The TreatStik is an elegantly simple alternative. It’s made of hard, tough nylon, so it doesn’t invite chewing, but it can withstand the efforts of dogs who attempt to extract the food by brute force. These efforts are so unrewarding, especially in comparison to the strategy that results in the most generous payout nosing the toy again and again that even dogs with a history of chewing rubber toys change their strategy to the more rewarding nudge, nudge, nudge.



TreatStik comes in just two sizes (small and large) and four colors. A cap on the large end unscrews for easy loading and cleaning, and the toy is dishwasher safe.

Still a Favorite…

Dogs who don’t chew up their Kong toys, and who need even more distraction in their days perhaps to help them deal with separation anxiety can benefit hugely from KongTime.

We wrote about KongTime at length in “Help for the Home-Alone Dog” in the September 2005 issue. KongTime is a machine that dispenses up to four food-filled toys, at random intervals, over a period of either four or eight hours (you select which). The dog’s anticipation of the toy-drops and the time it takes him to extract the food from the toys help him get through otherwise tedious (and perhaps anxiety-producing) days. Often this is enough to keep dogs with separation anxiety from barking all day, compulsively chewing on themselves, or trashing your house!

We like to recommend the device to people who are planning to get a new dog or puppy, in an effort to help them prevent the onset of boredom or anxiety-related destructive behavior. KongTime runs on batteries, and is easy to load and clean. It comes with four medium or large Kongs, and detailed instructions for its use.
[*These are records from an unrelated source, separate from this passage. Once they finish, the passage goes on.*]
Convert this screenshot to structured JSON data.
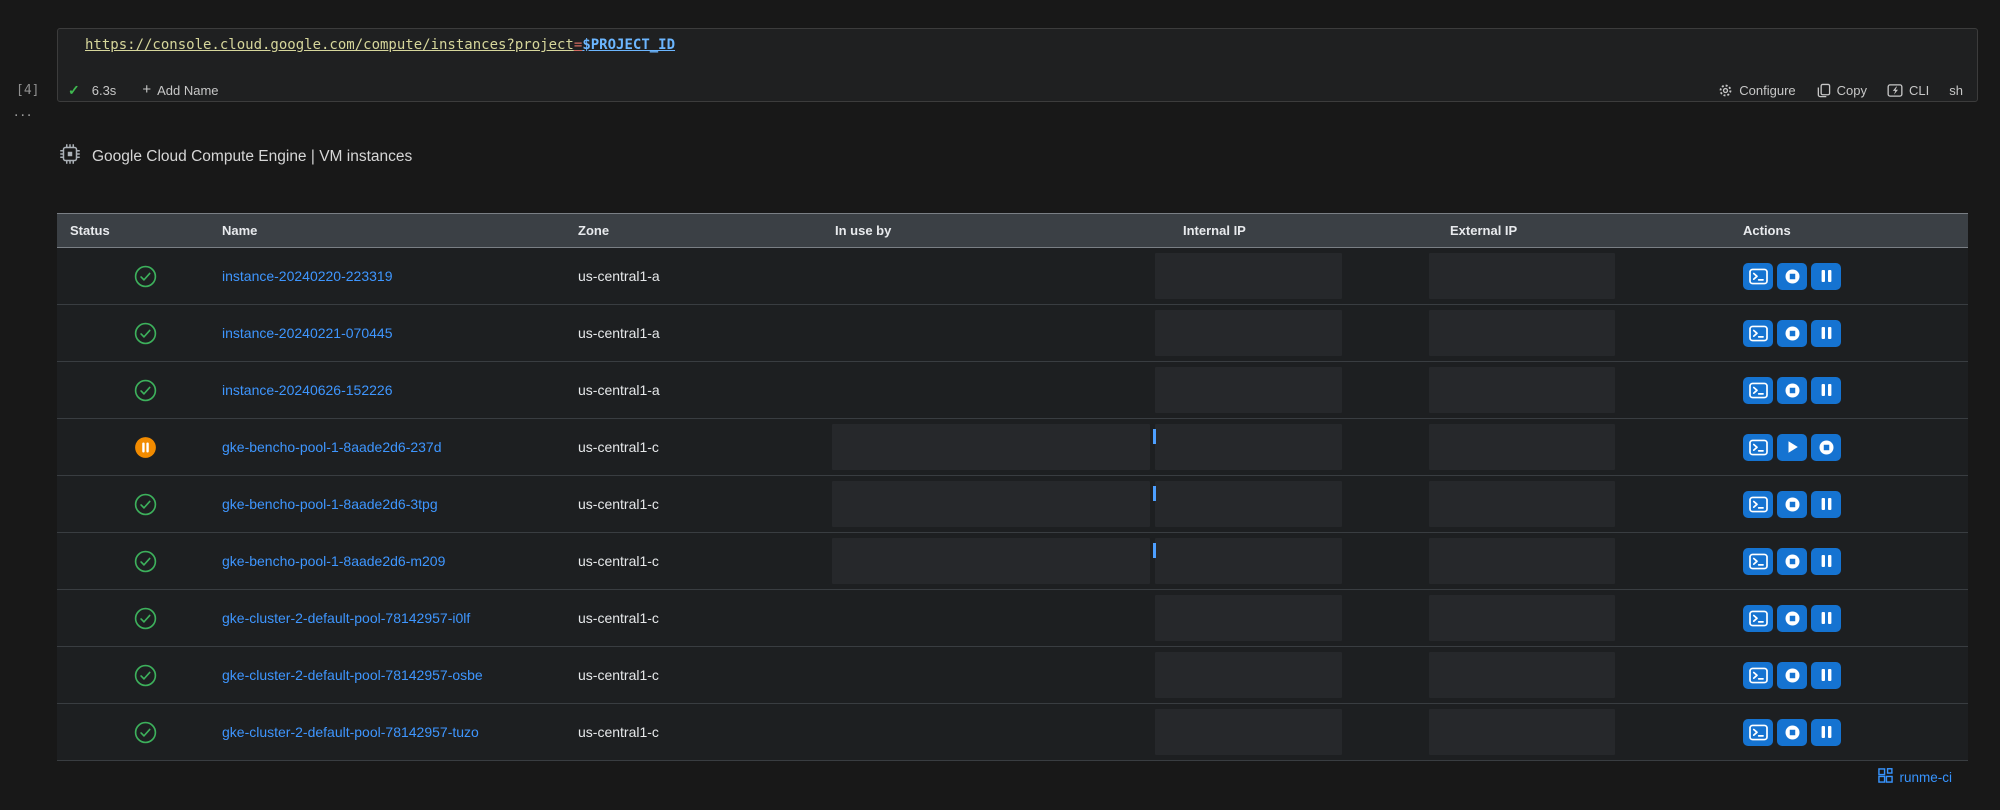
{
  "cell": {
    "execution_label": "[4]",
    "collapsed_indicator": "...",
    "code": {
      "url_base": "https://console.cloud.google.com/compute/instances?project",
      "equals": "=",
      "url_var": "$PROJECT_ID"
    },
    "status": {
      "check_icon": "✓",
      "duration": "6.3s",
      "add_name_label": "Add Name",
      "plus_icon": "+"
    },
    "toolbar": {
      "configure_label": "Configure",
      "copy_label": "Copy",
      "cli_label": "CLI",
      "shell_label": "sh"
    }
  },
  "output": {
    "title": "Google Cloud Compute Engine | VM instances",
    "footer_label": "runme-ci",
    "table": {
      "columns": {
        "status": "Status",
        "name": "Name",
        "zone": "Zone",
        "in_use_by": "In use by",
        "internal_ip": "Internal IP",
        "external_ip": "External IP",
        "actions": "Actions"
      },
      "rows": [
        {
          "status": "running",
          "name": "instance-20240220-223319",
          "zone": "us-central1-a",
          "actions": [
            "ssh",
            "stop",
            "suspend"
          ],
          "redacted": [
            "internal_ip",
            "external_ip"
          ]
        },
        {
          "status": "running",
          "name": "instance-20240221-070445",
          "zone": "us-central1-a",
          "actions": [
            "ssh",
            "stop",
            "suspend"
          ],
          "redacted": [
            "internal_ip",
            "external_ip"
          ]
        },
        {
          "status": "running",
          "name": "instance-20240626-152226",
          "zone": "us-central1-a",
          "actions": [
            "ssh",
            "stop",
            "suspend"
          ],
          "redacted": [
            "internal_ip",
            "external_ip"
          ]
        },
        {
          "status": "suspended",
          "name": "gke-bencho-pool-1-8aade2d6-237d",
          "zone": "us-central1-c",
          "actions": [
            "ssh",
            "start",
            "stop"
          ],
          "redacted": [
            "in_use_by",
            "internal_ip",
            "external_ip"
          ]
        },
        {
          "status": "running",
          "name": "gke-bencho-pool-1-8aade2d6-3tpg",
          "zone": "us-central1-c",
          "actions": [
            "ssh",
            "stop",
            "suspend"
          ],
          "redacted": [
            "in_use_by",
            "internal_ip",
            "external_ip"
          ]
        },
        {
          "status": "running",
          "name": "gke-bencho-pool-1-8aade2d6-m209",
          "zone": "us-central1-c",
          "actions": [
            "ssh",
            "stop",
            "suspend"
          ],
          "redacted": [
            "in_use_by",
            "internal_ip",
            "external_ip"
          ]
        },
        {
          "status": "running",
          "name": "gke-cluster-2-default-pool-78142957-i0lf",
          "zone": "us-central1-c",
          "actions": [
            "ssh",
            "stop",
            "suspend"
          ],
          "redacted": [
            "internal_ip",
            "external_ip"
          ]
        },
        {
          "status": "running",
          "name": "gke-cluster-2-default-pool-78142957-osbe",
          "zone": "us-central1-c",
          "actions": [
            "ssh",
            "stop",
            "suspend"
          ],
          "redacted": [
            "internal_ip",
            "external_ip"
          ]
        },
        {
          "status": "running",
          "name": "gke-cluster-2-default-pool-78142957-tuzo",
          "zone": "us-central1-c",
          "actions": [
            "ssh",
            "stop",
            "suspend"
          ],
          "redacted": [
            "internal_ip",
            "external_ip"
          ]
        }
      ]
    }
  },
  "icons": {
    "cell_success": "check",
    "add_name": "plus",
    "configure": "gear",
    "copy": "copy-pages",
    "cli": "terminal-bolt",
    "output_header": "chip",
    "status_running": "check-circle-green",
    "status_suspended": "pause-circle-orange",
    "action_ssh": "terminal",
    "action_stop": "stop-circle",
    "action_suspend": "pause-bars",
    "action_start": "play-triangle",
    "footer": "extensions-blocks"
  },
  "colors": {
    "url_text": "#d6d69b",
    "url_operator": "#d1695f",
    "url_variable": "#6cb6ff",
    "success_green": "#3fb950",
    "status_running_green": "#3db15c",
    "status_suspended_orange": "#f28b00",
    "link_blue": "#3e96ff",
    "action_button_blue": "#1573d1",
    "footer_blue": "#3794ff",
    "table_header_bg": "#3b4045"
  }
}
KongTime best helps dogs with separation anxiety when used as one part of a life-enrichment program; further changes in the dog’s management may also be required. Note: KongTime is not recommended for multiple-dog households.

We’re not wimps. We’ve given shots, squeezed anal sacs, taken out stitches, and worse. But we still dread clipping dogs’ nails especially thick, black nails. We shudder at the thought of clipping too much off and hitting the “quick” the blood-filled, sensitive core of the nail. The dog jumps and yelps, you jump and yelp, blood goes everywhere . . . And if you don’t cut off enough, you have to do it again sooner.

We Can Hardly Wait…

QuickFinder is supposed to end all the drama. It’s a pair of guillotine-style nail clippers that utilizes biomedical technology to detect the presence of blood vessels. Position the clippers too far back on the nail and a red light indicates, “Do not trim.” When you’re close, a yellow light indicates caution. And when your position is just right, a green light says, “Go for it!”



MiracleCorp expects to have the clippers on the market this month . . . but we’ve heard that before from the manufacturers of products we were eagerly awaiting. The hazards of international product manufacturing can mean we may have to wait a while to receive and test this promising product. If it works like the prototype we saw in action, we’ll let you know and we’ll buy several!